* [WORK INSTRUCTION]: This task calls for copying each line below that contains "screenshot".

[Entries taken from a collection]
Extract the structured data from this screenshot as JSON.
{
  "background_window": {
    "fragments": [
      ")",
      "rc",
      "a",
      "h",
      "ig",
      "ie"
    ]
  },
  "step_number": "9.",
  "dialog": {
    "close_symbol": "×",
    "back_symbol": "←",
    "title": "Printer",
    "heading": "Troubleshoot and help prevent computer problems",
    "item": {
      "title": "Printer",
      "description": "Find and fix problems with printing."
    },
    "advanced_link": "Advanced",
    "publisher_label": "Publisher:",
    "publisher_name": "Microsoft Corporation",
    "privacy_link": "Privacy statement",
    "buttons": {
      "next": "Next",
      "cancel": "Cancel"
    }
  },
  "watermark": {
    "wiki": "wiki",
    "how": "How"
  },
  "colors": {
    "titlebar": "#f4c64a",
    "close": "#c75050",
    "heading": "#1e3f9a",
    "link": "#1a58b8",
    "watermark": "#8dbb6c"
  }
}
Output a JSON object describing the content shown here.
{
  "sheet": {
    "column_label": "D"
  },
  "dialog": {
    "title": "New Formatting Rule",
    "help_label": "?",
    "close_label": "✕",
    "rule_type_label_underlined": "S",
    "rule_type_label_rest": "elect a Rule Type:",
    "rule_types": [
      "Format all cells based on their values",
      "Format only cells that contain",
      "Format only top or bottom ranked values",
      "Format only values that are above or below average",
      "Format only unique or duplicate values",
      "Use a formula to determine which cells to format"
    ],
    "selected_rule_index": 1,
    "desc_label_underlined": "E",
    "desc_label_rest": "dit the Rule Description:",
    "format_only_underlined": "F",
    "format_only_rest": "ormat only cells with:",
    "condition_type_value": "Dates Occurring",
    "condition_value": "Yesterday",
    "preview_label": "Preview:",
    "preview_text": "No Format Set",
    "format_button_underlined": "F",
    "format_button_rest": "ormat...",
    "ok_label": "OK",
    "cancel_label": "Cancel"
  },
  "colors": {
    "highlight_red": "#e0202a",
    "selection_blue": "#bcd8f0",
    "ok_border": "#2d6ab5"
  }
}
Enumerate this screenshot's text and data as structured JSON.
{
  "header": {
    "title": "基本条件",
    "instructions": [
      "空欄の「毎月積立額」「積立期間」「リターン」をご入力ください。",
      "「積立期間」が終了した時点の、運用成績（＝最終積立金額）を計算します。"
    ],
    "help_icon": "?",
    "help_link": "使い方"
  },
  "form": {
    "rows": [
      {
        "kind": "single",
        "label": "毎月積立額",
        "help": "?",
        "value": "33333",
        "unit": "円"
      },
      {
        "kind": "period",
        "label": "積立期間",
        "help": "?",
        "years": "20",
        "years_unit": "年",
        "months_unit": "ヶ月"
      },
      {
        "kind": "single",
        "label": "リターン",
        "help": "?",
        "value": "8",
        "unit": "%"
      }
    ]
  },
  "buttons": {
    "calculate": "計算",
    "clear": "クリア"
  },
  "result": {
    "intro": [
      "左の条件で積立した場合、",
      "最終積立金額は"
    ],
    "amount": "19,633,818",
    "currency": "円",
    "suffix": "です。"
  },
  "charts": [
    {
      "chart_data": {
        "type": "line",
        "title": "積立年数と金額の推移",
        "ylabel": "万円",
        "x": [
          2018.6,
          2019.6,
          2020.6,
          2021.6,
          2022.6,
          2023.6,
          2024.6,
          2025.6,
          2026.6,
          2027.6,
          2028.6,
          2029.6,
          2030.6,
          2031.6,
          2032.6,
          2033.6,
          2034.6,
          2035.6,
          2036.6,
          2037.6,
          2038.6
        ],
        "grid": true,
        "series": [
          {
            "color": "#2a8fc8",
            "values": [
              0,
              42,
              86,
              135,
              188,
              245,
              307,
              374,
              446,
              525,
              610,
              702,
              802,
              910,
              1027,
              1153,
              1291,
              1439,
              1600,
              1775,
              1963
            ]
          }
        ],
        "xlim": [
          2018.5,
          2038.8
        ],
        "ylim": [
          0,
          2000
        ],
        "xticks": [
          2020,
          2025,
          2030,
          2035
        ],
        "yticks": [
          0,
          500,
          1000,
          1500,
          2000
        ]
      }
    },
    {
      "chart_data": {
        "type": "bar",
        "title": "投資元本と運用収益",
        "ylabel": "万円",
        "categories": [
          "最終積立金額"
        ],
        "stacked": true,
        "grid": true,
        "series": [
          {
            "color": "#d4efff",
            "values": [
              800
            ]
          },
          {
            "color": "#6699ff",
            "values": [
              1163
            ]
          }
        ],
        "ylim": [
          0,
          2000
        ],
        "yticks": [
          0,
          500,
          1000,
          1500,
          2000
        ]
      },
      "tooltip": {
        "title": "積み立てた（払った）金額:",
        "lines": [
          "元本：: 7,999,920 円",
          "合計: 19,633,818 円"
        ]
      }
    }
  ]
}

* [REPLY]:
Extract the structured data from this screenshot as JSON.
Enumerate this screenshot's text and data as structured JSON.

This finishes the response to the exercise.